Launching the new guide, CANSO Director General, Jeff Poole, said: “CANSO Members take their environmental and social responsibilities very seriously. The air traffic management (ATM) industry is already playing a vital role in reducing aircraft emissions through more efficient operations. ANSPs can also reduce emissions more directly by managing the environmental impact of operating the facilities they own and manage. This guide gives ANSPs the tools to do that and I encourage all ANSPs to measure their carbon emissions as a crucial first step in identifying and delivering environmental improvements.”
The aim of the guide is to provide ANSPS with a framework to establish tailored programmes to measure, monitor and reduce emissions from their ground-based facilities. It focuses mainly on the management of ‘estate’ related carbon impacts, such as emissions from powering ANSP buildings and the infrastructure associated with delivering ANSP operations and services. The guide is based on best practice by ANSPs that have well-established carbon footprinting programmes and includes case studies of how some ANSPs are significantly reducing their emissions.
The new initiative is part of the ATM industry’s successful efforts to help reduce greenhouse gas emissions from aviation.
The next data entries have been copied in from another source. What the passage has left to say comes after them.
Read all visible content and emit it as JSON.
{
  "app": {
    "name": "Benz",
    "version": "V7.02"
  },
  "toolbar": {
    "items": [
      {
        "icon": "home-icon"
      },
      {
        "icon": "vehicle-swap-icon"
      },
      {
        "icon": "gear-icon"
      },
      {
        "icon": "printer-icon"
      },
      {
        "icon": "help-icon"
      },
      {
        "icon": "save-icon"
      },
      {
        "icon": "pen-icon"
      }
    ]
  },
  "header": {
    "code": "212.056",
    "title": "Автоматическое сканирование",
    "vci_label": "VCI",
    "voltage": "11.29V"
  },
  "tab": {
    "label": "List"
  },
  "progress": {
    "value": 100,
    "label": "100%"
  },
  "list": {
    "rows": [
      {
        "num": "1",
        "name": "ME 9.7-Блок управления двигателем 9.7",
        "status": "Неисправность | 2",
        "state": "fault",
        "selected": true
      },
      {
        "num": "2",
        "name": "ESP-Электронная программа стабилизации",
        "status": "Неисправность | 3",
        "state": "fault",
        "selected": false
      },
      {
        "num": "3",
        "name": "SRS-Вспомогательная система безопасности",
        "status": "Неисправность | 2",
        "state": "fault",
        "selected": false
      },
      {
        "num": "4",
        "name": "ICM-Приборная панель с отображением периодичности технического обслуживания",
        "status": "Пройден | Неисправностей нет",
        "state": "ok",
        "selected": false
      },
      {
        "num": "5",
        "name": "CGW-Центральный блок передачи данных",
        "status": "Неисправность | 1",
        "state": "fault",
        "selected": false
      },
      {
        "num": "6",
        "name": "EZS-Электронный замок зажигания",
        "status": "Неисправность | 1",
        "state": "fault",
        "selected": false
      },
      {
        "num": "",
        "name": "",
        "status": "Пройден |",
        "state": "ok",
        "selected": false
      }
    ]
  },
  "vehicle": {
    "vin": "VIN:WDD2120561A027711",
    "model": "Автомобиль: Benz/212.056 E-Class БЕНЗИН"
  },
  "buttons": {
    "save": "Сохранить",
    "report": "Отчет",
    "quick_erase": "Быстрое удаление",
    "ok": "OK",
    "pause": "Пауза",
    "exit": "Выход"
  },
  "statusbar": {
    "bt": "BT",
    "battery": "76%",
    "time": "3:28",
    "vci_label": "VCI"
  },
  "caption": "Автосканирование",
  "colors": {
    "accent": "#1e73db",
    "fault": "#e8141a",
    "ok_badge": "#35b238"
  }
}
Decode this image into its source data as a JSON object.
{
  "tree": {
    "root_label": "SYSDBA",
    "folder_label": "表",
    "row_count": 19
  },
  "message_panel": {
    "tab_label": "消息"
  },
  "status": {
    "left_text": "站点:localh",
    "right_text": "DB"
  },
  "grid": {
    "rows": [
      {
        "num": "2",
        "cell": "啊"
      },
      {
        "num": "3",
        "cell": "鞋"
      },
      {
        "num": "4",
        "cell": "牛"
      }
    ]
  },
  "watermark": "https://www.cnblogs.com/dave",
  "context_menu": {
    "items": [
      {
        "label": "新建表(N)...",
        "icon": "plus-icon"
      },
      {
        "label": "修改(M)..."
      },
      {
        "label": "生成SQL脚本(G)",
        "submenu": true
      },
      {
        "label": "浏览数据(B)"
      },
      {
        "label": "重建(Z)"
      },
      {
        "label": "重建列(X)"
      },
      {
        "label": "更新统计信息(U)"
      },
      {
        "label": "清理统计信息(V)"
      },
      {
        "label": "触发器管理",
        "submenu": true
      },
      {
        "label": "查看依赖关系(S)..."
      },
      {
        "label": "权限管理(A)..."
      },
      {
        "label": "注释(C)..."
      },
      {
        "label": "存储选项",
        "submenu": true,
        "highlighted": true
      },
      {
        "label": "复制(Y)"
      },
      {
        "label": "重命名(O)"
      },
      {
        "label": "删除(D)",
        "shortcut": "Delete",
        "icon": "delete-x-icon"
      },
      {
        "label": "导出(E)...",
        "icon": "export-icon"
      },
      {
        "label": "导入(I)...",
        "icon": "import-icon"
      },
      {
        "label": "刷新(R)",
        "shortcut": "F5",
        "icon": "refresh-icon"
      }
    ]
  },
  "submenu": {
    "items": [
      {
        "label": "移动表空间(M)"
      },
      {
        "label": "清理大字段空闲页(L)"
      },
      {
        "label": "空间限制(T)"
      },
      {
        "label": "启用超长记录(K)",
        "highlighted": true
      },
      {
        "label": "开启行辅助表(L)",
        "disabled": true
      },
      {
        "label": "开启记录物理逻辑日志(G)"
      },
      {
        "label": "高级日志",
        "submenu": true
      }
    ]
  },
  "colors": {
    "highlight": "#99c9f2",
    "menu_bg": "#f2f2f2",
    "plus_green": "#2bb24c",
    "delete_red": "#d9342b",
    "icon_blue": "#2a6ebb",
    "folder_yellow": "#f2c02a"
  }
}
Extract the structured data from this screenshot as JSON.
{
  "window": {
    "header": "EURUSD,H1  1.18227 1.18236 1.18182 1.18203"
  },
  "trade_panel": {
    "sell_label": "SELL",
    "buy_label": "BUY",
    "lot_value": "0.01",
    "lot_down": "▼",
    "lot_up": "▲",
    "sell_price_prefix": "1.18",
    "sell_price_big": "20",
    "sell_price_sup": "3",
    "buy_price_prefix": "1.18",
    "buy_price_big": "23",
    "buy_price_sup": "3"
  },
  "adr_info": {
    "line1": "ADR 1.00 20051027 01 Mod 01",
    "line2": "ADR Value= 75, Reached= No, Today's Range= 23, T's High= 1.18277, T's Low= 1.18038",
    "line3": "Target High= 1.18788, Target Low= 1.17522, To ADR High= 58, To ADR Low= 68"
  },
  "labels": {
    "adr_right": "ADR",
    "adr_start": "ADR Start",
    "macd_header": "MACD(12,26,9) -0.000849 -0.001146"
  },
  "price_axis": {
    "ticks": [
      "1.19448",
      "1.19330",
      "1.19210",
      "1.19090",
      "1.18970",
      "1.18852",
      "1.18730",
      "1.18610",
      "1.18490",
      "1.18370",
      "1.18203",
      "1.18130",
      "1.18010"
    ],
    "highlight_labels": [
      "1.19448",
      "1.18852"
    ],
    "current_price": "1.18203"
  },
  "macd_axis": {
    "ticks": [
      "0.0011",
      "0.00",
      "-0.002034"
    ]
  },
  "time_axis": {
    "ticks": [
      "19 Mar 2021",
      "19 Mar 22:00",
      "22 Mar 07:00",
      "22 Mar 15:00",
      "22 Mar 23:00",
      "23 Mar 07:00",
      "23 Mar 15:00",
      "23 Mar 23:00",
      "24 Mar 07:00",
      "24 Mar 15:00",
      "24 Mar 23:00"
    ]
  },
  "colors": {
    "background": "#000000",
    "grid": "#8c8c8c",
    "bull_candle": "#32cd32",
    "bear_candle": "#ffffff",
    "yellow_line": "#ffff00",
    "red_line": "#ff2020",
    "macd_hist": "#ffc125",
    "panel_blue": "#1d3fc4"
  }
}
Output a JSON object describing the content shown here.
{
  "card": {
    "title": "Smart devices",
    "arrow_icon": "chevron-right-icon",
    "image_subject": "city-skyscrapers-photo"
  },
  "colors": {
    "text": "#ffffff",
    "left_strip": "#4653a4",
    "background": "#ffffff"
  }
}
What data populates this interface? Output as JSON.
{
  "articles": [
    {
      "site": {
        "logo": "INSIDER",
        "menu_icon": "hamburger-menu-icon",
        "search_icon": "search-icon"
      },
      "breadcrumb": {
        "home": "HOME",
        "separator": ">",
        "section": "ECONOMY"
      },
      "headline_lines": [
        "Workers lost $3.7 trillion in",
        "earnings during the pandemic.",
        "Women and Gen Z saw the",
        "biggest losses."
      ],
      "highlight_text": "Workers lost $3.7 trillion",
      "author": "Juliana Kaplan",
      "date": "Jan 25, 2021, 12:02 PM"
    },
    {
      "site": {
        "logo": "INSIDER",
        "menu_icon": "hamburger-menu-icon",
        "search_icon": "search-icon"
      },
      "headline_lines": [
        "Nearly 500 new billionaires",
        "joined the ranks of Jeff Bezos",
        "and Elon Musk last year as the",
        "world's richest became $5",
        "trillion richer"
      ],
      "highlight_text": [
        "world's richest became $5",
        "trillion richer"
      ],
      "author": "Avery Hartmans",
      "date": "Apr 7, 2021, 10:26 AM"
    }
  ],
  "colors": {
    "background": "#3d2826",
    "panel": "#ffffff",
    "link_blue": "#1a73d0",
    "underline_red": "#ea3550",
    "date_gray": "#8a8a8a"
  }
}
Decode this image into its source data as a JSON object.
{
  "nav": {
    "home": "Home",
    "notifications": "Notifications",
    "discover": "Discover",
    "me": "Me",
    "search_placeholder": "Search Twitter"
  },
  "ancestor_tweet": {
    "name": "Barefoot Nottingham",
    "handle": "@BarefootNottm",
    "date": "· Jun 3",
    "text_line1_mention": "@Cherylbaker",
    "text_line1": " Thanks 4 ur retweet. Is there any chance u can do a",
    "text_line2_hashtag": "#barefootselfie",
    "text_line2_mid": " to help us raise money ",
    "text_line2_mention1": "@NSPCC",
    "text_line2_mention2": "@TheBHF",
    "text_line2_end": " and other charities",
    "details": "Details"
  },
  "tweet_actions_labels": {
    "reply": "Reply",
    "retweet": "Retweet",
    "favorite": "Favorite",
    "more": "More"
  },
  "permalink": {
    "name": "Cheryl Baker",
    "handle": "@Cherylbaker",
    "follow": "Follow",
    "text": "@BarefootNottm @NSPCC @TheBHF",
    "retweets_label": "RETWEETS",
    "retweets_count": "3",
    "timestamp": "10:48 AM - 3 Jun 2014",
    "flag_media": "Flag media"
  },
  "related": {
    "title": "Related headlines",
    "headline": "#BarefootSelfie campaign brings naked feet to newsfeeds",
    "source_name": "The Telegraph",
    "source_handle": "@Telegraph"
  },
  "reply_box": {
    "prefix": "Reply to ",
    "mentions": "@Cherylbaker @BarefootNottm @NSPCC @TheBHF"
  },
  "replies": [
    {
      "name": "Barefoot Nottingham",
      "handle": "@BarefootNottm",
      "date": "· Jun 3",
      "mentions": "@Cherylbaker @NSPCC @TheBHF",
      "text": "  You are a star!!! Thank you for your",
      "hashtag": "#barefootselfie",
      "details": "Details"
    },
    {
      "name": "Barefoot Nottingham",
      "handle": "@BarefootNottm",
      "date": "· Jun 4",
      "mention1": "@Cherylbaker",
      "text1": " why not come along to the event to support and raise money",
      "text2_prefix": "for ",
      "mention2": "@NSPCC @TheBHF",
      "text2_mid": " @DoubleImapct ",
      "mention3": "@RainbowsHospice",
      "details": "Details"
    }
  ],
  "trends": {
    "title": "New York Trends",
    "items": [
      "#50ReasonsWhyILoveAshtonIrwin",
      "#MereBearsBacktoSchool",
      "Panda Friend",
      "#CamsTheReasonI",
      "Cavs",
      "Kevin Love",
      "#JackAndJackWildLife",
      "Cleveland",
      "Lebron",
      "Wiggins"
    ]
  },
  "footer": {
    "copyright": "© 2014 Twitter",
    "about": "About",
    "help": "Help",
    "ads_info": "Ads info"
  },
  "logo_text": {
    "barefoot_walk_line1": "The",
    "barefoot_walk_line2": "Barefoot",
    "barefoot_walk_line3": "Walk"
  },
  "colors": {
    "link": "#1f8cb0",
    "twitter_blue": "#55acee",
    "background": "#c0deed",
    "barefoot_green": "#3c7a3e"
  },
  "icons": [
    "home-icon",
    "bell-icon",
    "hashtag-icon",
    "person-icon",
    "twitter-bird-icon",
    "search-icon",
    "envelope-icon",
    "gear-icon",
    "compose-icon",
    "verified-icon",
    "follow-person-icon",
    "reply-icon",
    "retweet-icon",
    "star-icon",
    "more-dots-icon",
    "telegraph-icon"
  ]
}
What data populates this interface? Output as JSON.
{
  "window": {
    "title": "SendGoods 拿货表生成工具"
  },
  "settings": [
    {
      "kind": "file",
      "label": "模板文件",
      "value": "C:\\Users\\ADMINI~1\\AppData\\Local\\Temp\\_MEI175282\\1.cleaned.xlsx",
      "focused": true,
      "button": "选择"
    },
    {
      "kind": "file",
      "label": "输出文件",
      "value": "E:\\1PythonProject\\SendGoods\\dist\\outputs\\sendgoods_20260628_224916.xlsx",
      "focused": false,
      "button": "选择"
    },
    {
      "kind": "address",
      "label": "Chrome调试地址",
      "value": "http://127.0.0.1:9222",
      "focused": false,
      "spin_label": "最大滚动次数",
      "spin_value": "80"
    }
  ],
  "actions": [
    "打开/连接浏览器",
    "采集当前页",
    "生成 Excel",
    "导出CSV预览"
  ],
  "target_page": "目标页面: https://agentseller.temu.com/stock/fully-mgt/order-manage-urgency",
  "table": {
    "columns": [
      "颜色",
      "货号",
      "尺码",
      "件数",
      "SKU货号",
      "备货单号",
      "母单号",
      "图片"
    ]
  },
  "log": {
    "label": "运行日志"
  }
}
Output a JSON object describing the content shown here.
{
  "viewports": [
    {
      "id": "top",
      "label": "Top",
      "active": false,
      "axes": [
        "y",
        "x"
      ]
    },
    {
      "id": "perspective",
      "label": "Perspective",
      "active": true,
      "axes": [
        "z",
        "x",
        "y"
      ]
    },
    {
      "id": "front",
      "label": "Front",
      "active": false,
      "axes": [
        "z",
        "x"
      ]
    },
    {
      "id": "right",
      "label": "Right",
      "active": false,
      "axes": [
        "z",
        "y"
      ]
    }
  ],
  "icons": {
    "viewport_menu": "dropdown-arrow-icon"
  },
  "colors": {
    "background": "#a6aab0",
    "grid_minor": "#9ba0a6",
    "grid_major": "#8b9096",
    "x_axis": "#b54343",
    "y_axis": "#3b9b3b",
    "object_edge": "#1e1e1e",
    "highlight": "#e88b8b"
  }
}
CANSO plays a full part in the aviation industry’s four-pillar strategy to reduce aviation’s climate impact: investing in new technology; improving operational performance; developing more efficient infrastructure; and market based measures. CANSO and its Members continue to focus on pillar two – improving the efficiency of aircraft operations; and pillar three – improving aviation infrastructure. The ATM industry is helping to implement pillar two through procedures that enable aircraft to fly shorter, optimum routes and take-off and land with smoother trajectories, thus reducing emissions. For pillar three, we are working with States to modernise and upgrade their ATM systems to increase capacity and reduce delays, thus reducing emissions, increasing efficiency and ensuring a smoother experience for passengers.